» **TASK OBJECTIVE**
Please work out how many lines in the entries below include the string "true", and reply with the number alone.

SOURCE DATA START

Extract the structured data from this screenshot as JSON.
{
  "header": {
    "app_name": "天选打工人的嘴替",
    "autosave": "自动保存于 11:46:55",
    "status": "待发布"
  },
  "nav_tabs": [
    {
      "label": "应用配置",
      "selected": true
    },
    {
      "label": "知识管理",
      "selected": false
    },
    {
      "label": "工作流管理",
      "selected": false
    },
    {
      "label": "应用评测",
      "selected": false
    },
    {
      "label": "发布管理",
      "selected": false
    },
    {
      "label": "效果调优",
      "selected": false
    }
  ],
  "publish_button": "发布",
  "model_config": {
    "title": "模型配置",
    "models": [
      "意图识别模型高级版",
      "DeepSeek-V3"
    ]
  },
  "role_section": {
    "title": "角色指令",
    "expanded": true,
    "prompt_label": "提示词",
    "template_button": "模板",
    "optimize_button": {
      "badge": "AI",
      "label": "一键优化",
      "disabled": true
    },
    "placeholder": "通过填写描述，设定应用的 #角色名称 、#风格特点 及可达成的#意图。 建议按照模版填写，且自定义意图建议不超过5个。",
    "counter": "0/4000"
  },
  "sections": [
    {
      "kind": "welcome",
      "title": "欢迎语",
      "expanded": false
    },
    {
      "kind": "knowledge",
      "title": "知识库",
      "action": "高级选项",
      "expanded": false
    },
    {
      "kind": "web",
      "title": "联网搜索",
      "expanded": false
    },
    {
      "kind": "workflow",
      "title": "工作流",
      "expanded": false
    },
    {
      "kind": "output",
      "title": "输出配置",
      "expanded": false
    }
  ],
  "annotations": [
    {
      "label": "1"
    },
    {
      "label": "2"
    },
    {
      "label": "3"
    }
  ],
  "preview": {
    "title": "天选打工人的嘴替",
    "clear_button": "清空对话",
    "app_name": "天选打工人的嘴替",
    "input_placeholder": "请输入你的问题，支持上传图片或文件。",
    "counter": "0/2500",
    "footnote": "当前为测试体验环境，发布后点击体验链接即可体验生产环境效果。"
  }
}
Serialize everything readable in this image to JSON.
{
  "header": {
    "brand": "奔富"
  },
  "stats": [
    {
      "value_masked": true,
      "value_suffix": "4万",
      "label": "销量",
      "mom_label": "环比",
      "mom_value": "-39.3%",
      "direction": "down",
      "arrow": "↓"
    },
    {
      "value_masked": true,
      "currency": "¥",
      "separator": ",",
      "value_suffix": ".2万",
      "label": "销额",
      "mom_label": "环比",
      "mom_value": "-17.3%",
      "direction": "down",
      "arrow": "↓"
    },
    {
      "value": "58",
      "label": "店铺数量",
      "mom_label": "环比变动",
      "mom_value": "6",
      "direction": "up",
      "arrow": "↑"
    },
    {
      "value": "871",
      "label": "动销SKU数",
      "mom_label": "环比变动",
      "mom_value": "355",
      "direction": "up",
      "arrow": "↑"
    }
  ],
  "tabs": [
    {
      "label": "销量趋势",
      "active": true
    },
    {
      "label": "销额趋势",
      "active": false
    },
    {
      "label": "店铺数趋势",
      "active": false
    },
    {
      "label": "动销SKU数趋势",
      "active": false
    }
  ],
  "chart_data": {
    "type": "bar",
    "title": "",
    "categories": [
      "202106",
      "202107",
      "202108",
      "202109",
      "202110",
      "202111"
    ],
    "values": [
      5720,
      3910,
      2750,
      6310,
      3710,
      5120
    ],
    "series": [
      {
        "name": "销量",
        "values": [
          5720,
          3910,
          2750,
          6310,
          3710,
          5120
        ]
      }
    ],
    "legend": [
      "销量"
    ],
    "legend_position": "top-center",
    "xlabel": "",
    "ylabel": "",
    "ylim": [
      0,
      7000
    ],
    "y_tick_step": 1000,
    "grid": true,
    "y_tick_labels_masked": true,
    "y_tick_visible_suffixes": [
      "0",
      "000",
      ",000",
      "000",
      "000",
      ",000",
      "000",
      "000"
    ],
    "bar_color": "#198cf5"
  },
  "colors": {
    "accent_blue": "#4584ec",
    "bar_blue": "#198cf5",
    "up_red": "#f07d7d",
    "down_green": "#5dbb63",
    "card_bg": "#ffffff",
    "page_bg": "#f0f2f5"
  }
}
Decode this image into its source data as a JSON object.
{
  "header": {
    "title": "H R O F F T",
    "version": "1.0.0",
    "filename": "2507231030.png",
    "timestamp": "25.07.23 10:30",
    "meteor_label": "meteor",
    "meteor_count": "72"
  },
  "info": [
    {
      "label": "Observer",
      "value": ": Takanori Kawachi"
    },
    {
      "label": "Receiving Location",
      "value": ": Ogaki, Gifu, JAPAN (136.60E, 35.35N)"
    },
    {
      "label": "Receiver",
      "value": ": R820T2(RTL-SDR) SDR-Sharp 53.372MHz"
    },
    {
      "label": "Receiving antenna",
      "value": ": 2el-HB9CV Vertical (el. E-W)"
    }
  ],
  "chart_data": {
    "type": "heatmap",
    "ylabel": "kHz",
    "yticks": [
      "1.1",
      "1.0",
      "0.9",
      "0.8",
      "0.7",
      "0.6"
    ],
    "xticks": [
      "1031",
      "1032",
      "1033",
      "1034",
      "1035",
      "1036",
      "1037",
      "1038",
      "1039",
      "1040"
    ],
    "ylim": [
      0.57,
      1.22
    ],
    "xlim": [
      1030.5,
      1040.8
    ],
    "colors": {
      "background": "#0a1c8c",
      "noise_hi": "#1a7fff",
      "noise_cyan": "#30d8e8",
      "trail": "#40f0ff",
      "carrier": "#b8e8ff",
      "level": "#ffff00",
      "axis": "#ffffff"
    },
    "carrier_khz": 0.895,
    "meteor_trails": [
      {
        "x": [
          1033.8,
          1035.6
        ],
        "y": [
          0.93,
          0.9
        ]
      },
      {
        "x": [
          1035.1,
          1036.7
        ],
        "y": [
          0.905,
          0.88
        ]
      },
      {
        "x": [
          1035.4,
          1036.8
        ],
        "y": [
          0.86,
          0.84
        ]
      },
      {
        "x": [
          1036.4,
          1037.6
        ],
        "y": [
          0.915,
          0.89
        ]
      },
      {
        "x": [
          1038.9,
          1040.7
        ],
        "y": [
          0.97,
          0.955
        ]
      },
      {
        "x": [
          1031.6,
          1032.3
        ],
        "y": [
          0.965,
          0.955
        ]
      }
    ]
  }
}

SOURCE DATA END

» **ANSWER SECTION**
8